Over the past decade, the total backlog has more than doubled in real terms from around £5 billion to £11.6 billion in 2022/23. Despite this, investment to reduce the backlog has amounted to a fraction of this cost (12% in 2022/23), as shown in the chart below.

The severity of maintenance issues has also increased: 54% of the backlog was considered to represent a high or significant risk in 2022/23, up from 34% in 2012/13.

The estimated cost of the NHS maintenance backlog has increased from around £5 billion in 2012/13 to £11.6 billion in 2022/23 (in 2022/23 prices). Over the same period, the investment to reduce the backlog was less than £1 billion until around 2021/22, and it stood at around £1.4 billion in 2023/23.
NHS Digital, Estates Returns Information Collection (ERIC), various editions

Hospitals with RAAC

In response to growing safety concerns, NHS England asked all NHS trusts to survey their estates for RAAC.

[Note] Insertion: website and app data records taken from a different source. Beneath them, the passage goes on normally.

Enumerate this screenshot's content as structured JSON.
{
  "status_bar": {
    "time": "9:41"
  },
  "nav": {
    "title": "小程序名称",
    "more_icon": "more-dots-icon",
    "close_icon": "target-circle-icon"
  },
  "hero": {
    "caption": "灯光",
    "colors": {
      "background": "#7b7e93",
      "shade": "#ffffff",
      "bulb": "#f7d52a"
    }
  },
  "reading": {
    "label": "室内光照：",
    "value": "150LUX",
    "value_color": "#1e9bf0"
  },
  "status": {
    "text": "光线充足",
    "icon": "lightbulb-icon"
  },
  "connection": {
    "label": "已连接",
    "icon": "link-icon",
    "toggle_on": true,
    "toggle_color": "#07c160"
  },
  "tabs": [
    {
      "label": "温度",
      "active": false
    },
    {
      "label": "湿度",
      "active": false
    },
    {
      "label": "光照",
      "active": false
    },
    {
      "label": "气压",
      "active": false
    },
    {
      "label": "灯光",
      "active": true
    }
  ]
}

RAAC has been identified in 45 hospital sites, with seven hospitals found to have been constructed almost entirely of RAAC. The Government now plans to rebuild these seven hospitals under the New Hospital Programme, and it has committed to eradicating RAAC from the NHS estate by 2035.

Low capital investment

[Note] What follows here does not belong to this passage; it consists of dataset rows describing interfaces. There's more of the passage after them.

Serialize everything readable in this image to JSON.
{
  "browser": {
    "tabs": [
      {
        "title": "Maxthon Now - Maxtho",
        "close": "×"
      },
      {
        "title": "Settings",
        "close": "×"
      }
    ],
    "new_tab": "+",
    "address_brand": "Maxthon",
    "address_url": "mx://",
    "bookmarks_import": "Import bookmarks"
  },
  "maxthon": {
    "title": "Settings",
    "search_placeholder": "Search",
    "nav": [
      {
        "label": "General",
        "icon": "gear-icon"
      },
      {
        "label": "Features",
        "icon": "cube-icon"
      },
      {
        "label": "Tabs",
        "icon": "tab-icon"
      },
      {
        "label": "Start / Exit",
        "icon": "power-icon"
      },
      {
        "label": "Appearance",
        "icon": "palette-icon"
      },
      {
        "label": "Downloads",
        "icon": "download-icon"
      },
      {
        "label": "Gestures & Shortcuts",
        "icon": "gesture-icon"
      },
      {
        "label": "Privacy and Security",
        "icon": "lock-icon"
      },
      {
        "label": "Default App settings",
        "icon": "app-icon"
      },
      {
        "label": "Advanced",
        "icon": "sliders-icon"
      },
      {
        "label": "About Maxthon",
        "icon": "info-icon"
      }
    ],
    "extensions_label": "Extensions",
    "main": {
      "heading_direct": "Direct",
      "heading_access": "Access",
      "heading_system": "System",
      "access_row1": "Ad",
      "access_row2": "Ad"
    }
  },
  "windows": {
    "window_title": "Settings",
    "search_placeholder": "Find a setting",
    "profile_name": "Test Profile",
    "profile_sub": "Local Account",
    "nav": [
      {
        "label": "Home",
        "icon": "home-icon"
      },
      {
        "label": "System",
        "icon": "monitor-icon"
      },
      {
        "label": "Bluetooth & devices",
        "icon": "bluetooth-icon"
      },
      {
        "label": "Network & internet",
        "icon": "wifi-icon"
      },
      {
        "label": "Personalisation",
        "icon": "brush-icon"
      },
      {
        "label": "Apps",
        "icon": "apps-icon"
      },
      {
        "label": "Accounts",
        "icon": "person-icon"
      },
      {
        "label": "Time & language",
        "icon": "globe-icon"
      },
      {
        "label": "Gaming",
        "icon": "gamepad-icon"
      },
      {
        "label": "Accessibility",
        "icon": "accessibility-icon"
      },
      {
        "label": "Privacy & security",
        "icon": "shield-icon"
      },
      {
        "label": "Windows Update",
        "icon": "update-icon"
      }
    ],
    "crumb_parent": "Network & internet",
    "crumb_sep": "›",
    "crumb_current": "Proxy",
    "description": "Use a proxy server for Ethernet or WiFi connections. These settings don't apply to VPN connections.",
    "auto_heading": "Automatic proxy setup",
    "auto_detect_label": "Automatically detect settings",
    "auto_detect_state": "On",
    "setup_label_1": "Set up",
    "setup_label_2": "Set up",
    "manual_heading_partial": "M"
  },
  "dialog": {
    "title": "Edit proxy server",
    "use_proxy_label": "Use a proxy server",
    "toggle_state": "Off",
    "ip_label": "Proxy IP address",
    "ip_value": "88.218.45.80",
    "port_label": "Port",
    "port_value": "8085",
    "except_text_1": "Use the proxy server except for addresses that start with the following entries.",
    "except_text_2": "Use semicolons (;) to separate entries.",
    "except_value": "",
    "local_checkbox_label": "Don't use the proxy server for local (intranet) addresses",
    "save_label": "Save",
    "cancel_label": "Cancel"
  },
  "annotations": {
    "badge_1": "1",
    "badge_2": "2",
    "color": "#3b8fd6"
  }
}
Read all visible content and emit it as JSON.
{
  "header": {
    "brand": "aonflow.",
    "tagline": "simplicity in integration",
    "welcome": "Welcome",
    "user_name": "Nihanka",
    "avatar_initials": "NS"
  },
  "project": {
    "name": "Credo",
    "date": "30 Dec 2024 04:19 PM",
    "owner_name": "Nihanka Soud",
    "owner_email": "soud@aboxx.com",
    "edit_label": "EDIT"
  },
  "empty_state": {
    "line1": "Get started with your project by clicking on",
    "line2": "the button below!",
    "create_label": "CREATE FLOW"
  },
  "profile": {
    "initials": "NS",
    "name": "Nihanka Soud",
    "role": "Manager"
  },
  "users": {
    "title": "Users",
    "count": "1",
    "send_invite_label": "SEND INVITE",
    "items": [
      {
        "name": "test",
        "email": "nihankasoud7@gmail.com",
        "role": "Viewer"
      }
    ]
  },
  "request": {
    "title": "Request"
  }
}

Capital investment includes spending on buildings and equipment. Analysis of Organisation for Economic Co-operation Development (OECD) data by the King’s Fund health think tank shows that the UK’s capital investment in health care has been below the average for comparable countries for nearly 20 years.

Capital investment fell particularly between 2014/15 and 2018/19, when DHSC reallocated £4.3 billion of planned capital spending to support core day-to-day spending. More recently, in November 2023, NHS England announced that capital budgets will be used to help manage financial pressures caused by NHS strikes.

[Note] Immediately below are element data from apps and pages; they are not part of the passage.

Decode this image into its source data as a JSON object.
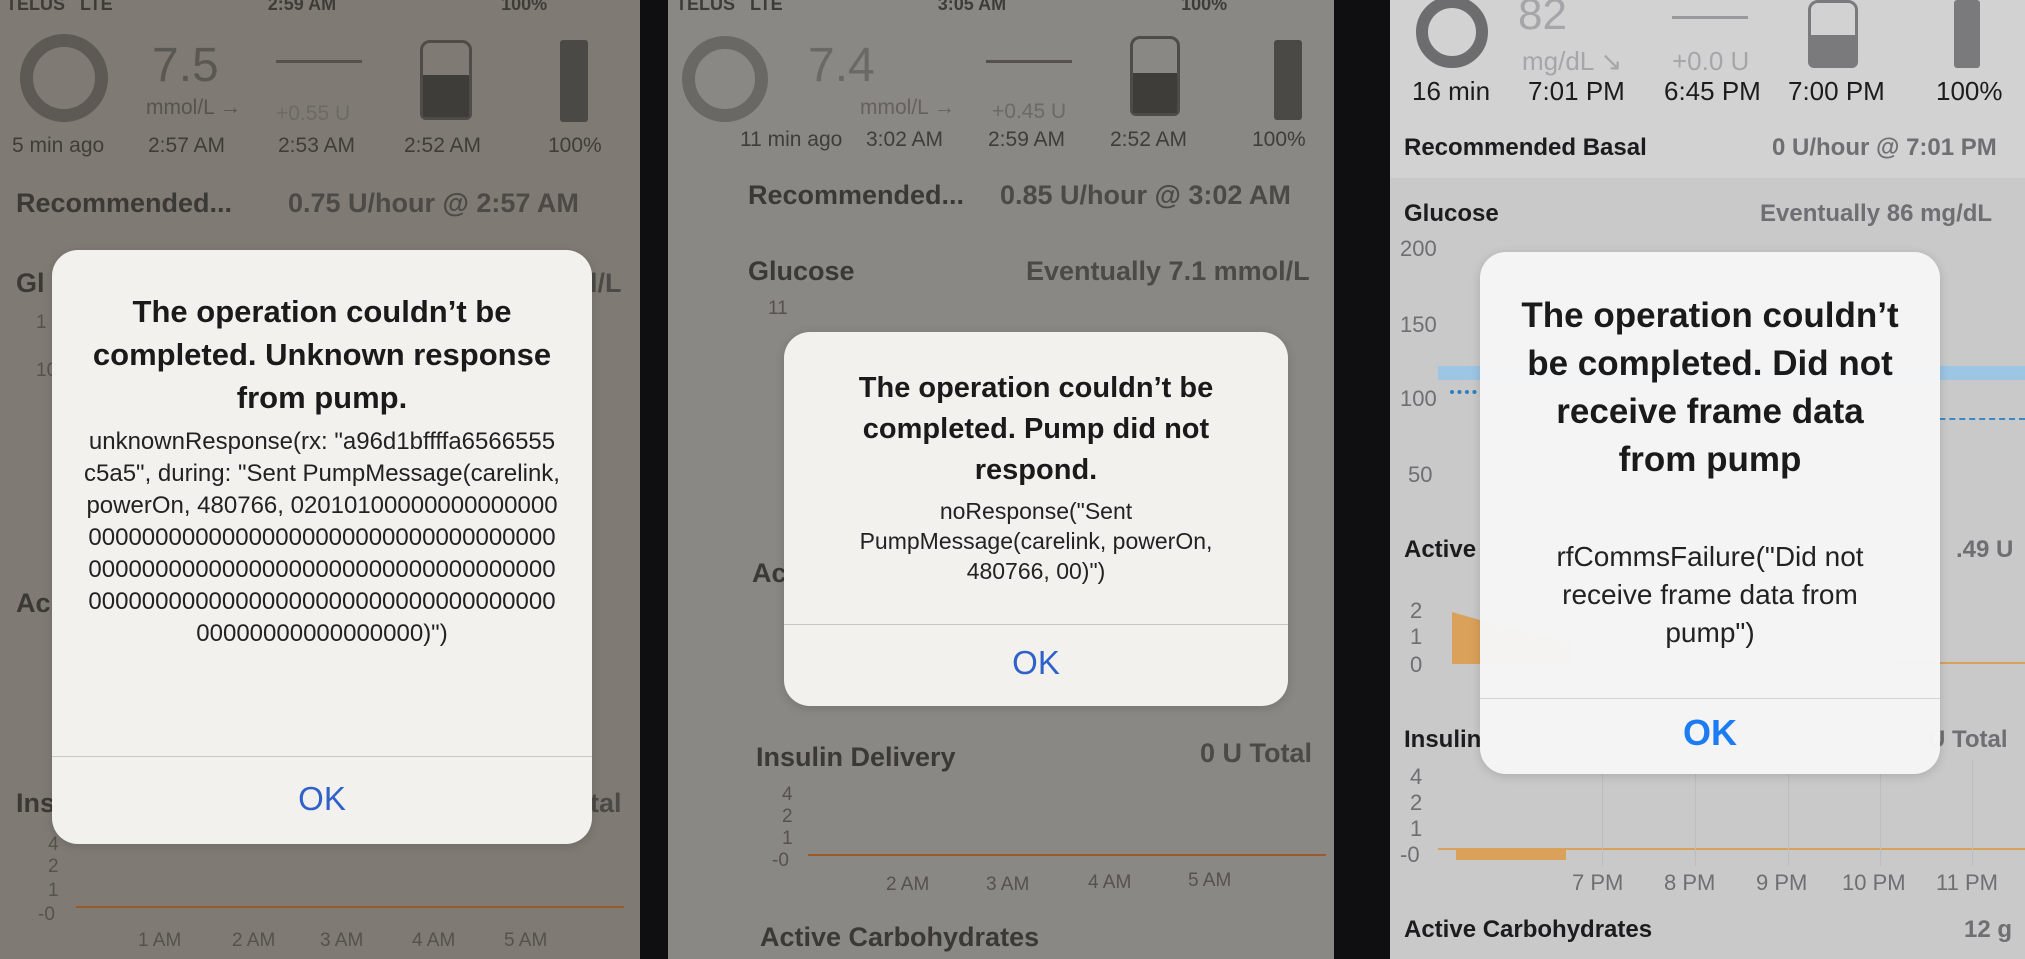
{
  "panel1": {
    "status": {
      "carrier": "TELUS",
      "network": "LTE",
      "time": "2:59 AM",
      "battery": "100%"
    },
    "hud": {
      "loop_ago": "5 min ago",
      "glucose_value": "7.5",
      "glucose_unit": "mmol/L →",
      "glucose_time": "2:57 AM",
      "temp_basal": "+0.55 U",
      "basal_time": "2:53 AM",
      "reservoir_time": "2:52 AM",
      "pump_battery": "100%"
    },
    "recommended_label": "Recommended...",
    "recommended_value": "0.75 U/hour @ 2:57 AM",
    "glucose_title_partial": "Gl",
    "glucose_unit_partial": "l/L",
    "axis_partial": [
      "1",
      "10"
    ],
    "active_partial": "Ac",
    "insulin_partial": "Ins",
    "total_partial": "tal",
    "insulin_axis": [
      "4",
      "2",
      "1",
      "-0"
    ],
    "time_axis": [
      "1 AM",
      "2 AM",
      "3 AM",
      "4 AM",
      "5 AM"
    ],
    "dialog": {
      "title": "The operation couldn’t be completed. Unknown response from pump.",
      "message": "unknownResponse(rx: \"a96d1bffffa6566555c5a5\", during: \"Sent PumpMessage(carelink, powerOn, 480766, 0201010000000000000000000000000000000000000000000000000000000000000000000000000000000000000000000000000000000000000000000000000000000000000000)\")",
      "ok": "OK"
    }
  },
  "panel2": {
    "status": {
      "carrier": "TELUS",
      "network": "LTE",
      "time": "3:05 AM",
      "battery": "100%"
    },
    "hud": {
      "loop_ago": "11 min ago",
      "glucose_value": "7.4",
      "glucose_unit": "mmol/L →",
      "glucose_time": "3:02 AM",
      "temp_basal": "+0.45 U",
      "basal_time": "2:59 AM",
      "reservoir_time": "2:52 AM",
      "pump_battery": "100%"
    },
    "recommended_label": "Recommended...",
    "recommended_value": "0.85 U/hour @ 3:02 AM",
    "glucose_title": "Glucose",
    "glucose_eventually": "Eventually 7.1 mmol/L",
    "glucose_axis_top": "11",
    "active_partial": "Ac",
    "insulin_title": "Insulin Delivery",
    "insulin_total": "0 U Total",
    "insulin_axis": [
      "4",
      "2",
      "1",
      "-0"
    ],
    "time_axis": [
      "2 AM",
      "3 AM",
      "4 AM",
      "5 AM"
    ],
    "carbs_title": "Active Carbohydrates",
    "dialog": {
      "title": "The operation couldn’t be completed. Pump did not respond.",
      "message": "noResponse(\"Sent PumpMessage(carelink, powerOn, 480766, 00)\")",
      "ok": "OK"
    }
  },
  "panel3": {
    "hud": {
      "loop_ago": "16 min",
      "glucose_value": "82",
      "glucose_unit": "mg/dL ↘",
      "glucose_time": "7:01 PM",
      "temp_basal": "+0.0 U",
      "basal_time": "6:45 PM",
      "reservoir_time": "7:00 PM",
      "pump_battery": "100%"
    },
    "recommended_label": "Recommended Basal",
    "recommended_value": "0 U/hour @ 7:01 PM",
    "glucose_title": "Glucose",
    "glucose_eventually": "Eventually 86 mg/dL",
    "glucose_axis": [
      "200",
      "150",
      "100",
      "50"
    ],
    "active_partial": "Active",
    "active_value_partial": ".49 U",
    "active_axis": [
      "2",
      "1",
      "0"
    ],
    "insulin_partial": "Insulin",
    "insulin_total_partial": "U Total",
    "insulin_axis": [
      "4",
      "2",
      "1",
      "-0"
    ],
    "time_axis": [
      "7 PM",
      "8 PM",
      "9 PM",
      "10 PM",
      "11 PM"
    ],
    "carbs_title": "Active Carbohydrates",
    "carbs_value": "12 g",
    "dialog": {
      "title": "The operation couldn’t be completed. Did not receive frame data from pump",
      "message": "rfCommsFailure(\"Did not receive frame data from pump\")",
      "ok": "OK"
    }
  },
  "colors": {
    "ok_blue": "#2e61c9",
    "ok_blue_clean": "#1b7cf3",
    "insulin_orange": "#d9a15a",
    "glucose_band": "#8cbfe6"
  }
}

Departments are not typically allowed to transfer funding from capital to resource budgets because it risks underinvestment, although exceptions can be made at the Treasury’s discretion.

The House of Commons’ Public Accounts Committee has criticised the “raiding of capital budgets”, arguing that DHSC has focused on short-term financial viability, while failing to consider the longer-term consequences on services and patients.

NHS productivity

Stakeholders have said that low capital investment has contributed to low NHS productivity.

In a survey conducted by the NHS Confederation in 2022, nine in 10 of its members (representing 182 organisations that provide NHS services) said a lack of investment in the NHS estate was undermining efforts to reduce waiting lists and to meet patient safety requirements.

The Institute for Government think tank has identified shortfalls in hospital bed capacity as an immediate cause of backlogs and delays.

Further reading

NAO, Progress with the New Hospital Programme, July 2023

Public Accounts Committee, The New Hospital Programme, November 2023, HC 77 2023-24

DHSC, New Hospital Programme – media fact sheet

HM Government, Improving NHS Infrastructure

About the author: Esme Kirk-Wade is a statistics researcher at the House of Commons Library, specialising in health and social care.

Photo by xy on Adobe Stock